ELENA WASYLEW: Majority of those responsible for these crimes have not been prosecuted. They are still at large.

POGGIOLI: Elena Wasylew is one of the authors of Amnesty International's report "Old Crimes, Same Suffering." She says only a total of 40 cases have been prosecuted by the Yugoslav War Crimes Tribunal in The Hague, and in local courts.

WASYLEW: And on the other hand, the women who went through the suffering, they have received very, very little help from the government.

POGGIOLI: The exact number of victims is still unknown. No efforts have been made to create a database. Amnesty International estimates the victims in the several thousands. Many have developed serious, stress-related diseases - post-traumatic stress disorder, heart disease, as well as sexually transmitted diseases and cancer. But Wasylew says many have still not received medical help.
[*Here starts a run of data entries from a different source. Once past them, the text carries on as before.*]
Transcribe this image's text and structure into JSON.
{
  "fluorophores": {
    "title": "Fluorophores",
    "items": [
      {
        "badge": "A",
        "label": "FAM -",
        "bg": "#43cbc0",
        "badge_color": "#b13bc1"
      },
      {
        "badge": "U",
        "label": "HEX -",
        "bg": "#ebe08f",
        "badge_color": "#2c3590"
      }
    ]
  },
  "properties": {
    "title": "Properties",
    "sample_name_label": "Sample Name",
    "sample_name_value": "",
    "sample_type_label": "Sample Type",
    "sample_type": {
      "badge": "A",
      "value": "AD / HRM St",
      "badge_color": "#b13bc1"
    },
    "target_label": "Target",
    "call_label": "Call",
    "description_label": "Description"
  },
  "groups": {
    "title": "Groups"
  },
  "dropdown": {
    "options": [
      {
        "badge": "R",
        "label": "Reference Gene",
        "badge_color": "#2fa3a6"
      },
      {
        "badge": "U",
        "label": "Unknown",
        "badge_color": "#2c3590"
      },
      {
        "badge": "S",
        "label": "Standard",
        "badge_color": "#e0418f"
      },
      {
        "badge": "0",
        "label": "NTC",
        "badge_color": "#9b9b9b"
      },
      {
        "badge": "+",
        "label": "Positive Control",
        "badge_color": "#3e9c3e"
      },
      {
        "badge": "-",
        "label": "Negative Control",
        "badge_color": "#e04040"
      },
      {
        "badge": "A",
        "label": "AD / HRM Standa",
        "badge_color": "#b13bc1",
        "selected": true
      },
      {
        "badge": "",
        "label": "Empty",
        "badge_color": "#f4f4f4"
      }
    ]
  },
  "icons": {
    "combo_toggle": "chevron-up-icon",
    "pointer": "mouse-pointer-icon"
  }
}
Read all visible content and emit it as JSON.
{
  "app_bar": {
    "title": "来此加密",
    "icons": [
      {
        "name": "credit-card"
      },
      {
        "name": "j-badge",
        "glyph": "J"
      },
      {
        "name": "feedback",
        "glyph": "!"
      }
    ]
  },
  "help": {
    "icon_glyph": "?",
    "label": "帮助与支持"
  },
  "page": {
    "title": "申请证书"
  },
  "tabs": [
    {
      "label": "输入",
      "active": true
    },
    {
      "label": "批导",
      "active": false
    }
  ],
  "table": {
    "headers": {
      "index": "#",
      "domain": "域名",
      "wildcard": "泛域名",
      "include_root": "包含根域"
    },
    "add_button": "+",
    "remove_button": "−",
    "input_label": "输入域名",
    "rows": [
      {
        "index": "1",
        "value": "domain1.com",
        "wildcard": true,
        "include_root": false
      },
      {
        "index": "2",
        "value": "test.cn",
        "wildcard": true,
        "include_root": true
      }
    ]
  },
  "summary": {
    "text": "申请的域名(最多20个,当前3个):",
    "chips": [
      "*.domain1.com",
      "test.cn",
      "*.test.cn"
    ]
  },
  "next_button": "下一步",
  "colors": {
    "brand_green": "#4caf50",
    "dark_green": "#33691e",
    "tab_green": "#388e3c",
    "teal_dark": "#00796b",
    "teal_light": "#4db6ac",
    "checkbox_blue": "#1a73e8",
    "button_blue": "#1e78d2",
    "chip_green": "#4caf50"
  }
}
Amnesty International researchers visited local hospitals and clinics; and spoke with government officials, medical staff and psychiatric experts as well as victims.

WASYLEW: And the findings were really striking. There is very, very little understanding, still, on the local level. Very, very little awareness of the problem.

POGGIOLI: Vera Jovanovic, president of the Helsinki Committee in Bosnia-Herzegovina NGO, says it's not lack of awareness, but unwillingness of politicians in dealing with this issue.

VERA JOVANOVIC: (Through translator) This issue of rape victims is kept under wraps. This is still a traditional, male-dominated society, and these victims are pushed into the shadows. People pretend they don't exist.

POGGIOLI: Precisely because of the stigma attached to rape, many victims have gone abroad. And those who stayed are reluctant to return to their homes where the crime was perpetrated. But many rural women who work on the land have no choice and thus, have to live side-by-side with their torturers.

In an effort to break the wall of silence, Amnesty International is making videos to try to help victims and their families cope with the continuing trauma. One of them shows a husband who is very supportive of his wife.

WASYLEW: He sends a message to all of the husbands, and all of the men, in Bosnia-Herzegovina. And he said, you have to stand by your wives. You have to tell them - you have to tell everybody that this is a crime; that this is a crime! You can't be ashamed of what happened.

POGGIOLI: The man's voice and face were disguised. He lives in a small town, and feared reprisals against his family. The majority of victims surveyed by Amnesty International are Muslims. But researchers say there are also Croat victims as well as Serbs. But Serb authorities are in greater denial, and even more reluctant to acknowledge the victims' existence.

The important thing, Wasylew says, is bringing all the perpetrators to justice.

WASYLEW: But that's the problem. The victims do not have ethnicity but in this country, they do. And if you want to give them an ethnicity, it's impossible to talk about an international justice.

POGGIOLI: Two years ago, the Bosnian government promised to adopt new laws that would give victims reparations as well as justice, but nothing was done. And officials are reluctant to discuss this issue.

Amnesty International hopes its latest report will spark international pressure on Bosnian authorities to finally rescue these women from their state of limbo.

Sylvia Poggioli, NPR News. Transcript provided by NPR, Copyright National Public Radio.